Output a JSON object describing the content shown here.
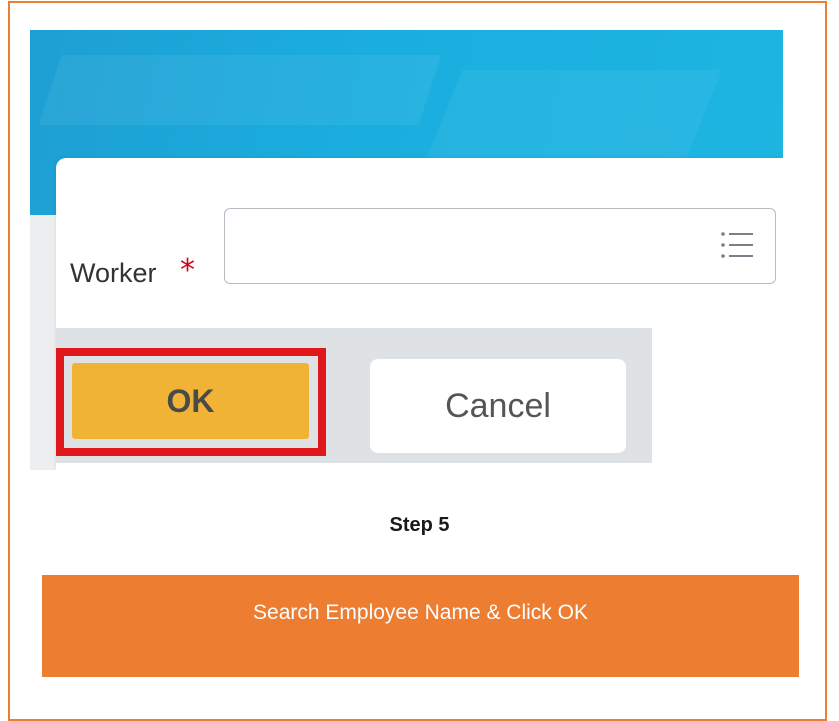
{
  "dialog": {
    "field_label": "Worker",
    "required_marker": "*",
    "input_value": "",
    "input_icon": "list-icon"
  },
  "buttons": {
    "ok_label": "OK",
    "cancel_label": "Cancel"
  },
  "annotation": {
    "step_label": "Step 5",
    "caption": "Search Employee Name & Click OK",
    "highlight_color": "#e0181c",
    "banner_color": "#ec7d31"
  },
  "colors": {
    "header_blue": "#1aaedf",
    "ok_button": "#f0b336",
    "required_star": "#d0021b",
    "button_bar": "#dfe2e5"
  }
}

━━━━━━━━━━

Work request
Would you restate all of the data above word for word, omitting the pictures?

Solution to this task
Output a JSON object describing the content shown here.
{
  "dialog": {
    "field_label": "Worker",
    "required_marker": "*",
    "input_value": "",
    "input_icon": "list-icon"
  },
  "buttons": {
    "ok_label": "OK",
    "cancel_label": "Cancel"
  },
  "annotation": {
    "step_label": "Step 5",
    "caption": "Search Employee Name & Click OK",
    "highlight_color": "#e0181c",
    "banner_color": "#ec7d31"
  },
  "colors": {
    "header_blue": "#1aaedf",
    "ok_button": "#f0b336",
    "required_star": "#d0021b",
    "button_bar": "#dfe2e5"
  }
}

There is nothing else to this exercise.